Wednesday, May 19, 2004
Measure Targeting ‘Shakedown’ Suits Qualifies for Ballot
By a MetNews Staff Writer
An initiative measure that proponents say targets lawsuits used by unscrupulous attorneys to “shake down” businesses has qualified for the November ballot, its sponsors said Monday.
The measure would amend Business and Professions Code Sec. 17204 to require that the plaintiff in an unfair competition suit establish standing by showing he or she has “suffered injury in fact and has lost money or property” as a result of the challenged practice. The restriction would not apply to suits brought by the state attorney general or by local prosecutors.
Californians to Stop Shakedown Lawsuits said it has been notified by the Secretary of State’s Office that the measure has qualified for the ballot. The group, which calls the measure the “Stop Shakedown Lawsuits Initiative,” says the amendment would “close a legal loophole” in state unfair competition law.
But a spokesperson for a consumer group said yesterday the measure is backed by big corporations and would block the “vast majority of environmental suits.”
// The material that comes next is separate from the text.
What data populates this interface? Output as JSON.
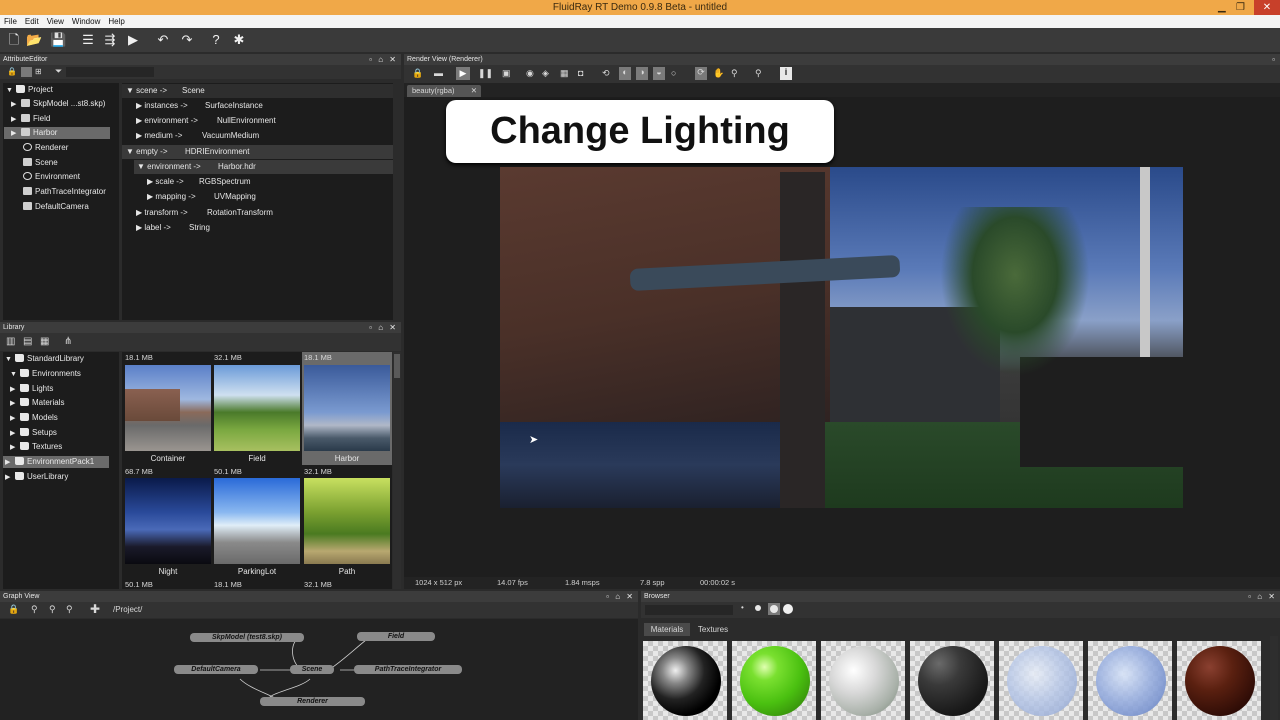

Carmen Balber of the Foundation for Taxpayer and Consumer Rights said it is “next to impossible to find an injured plaintiff who’s lost money or property when you’ve polluted their water or poisoned their air.” Environmental litigation is frequently brought under the unfair competition statute, which permits injunctive relief upon a showing that a business practice violates any law, Balber explained.
She warned that while the measure “sounds perfectly logical,” it would take the bite out of consumer protection law by barring litigation intended to “prevent a harm from happening.”
“That’s really the power of this law,” Balber said.
She cited litigation against grocery giant Safeway over the company’s alleged practice of changing expiration dates on meat products. That suit might never have been brought if public interest litigators were required wait until they could find someone who had eaten the potentially unsafe meat, become sick, and accumulated medical bills, Balber declared.
Safeway is among the measure’s backers, she added.
Allan Zaremberg, president of the California Chamber of Commerce and CSSL co-chair, said in a statement that the state’s small businesses “have been held hostage by the threat of frivolous lawsuits for too long and they have cost consumers and working families too much.”
The group’s Web site cites, among other alleged abuses, suits against auto repair and body shops. Attorneys with the Trevor Law Group were forced to resign from the State Bar last year after Attorney General Bill Lockyer sued them for a series of suits against Orange County businesses allegedly aimed at forcing quick settlements under which most of the money was pocketed by the lawyers.
Outrage over the attorneys’ practices led to proposals for reforming unfair competition statutes, but the Legislature adjourned without enacting any of them.
The ballot measure also provides that penalties collected by the Attorney General or prosecutors in unfair competition suits must be used for the enforcement of consumer protection laws, and would make it more difficult to bring unfair competition actions on behalf of groups of similarly situated plaintiffs.
Copyright 2004, Metropolitan News Company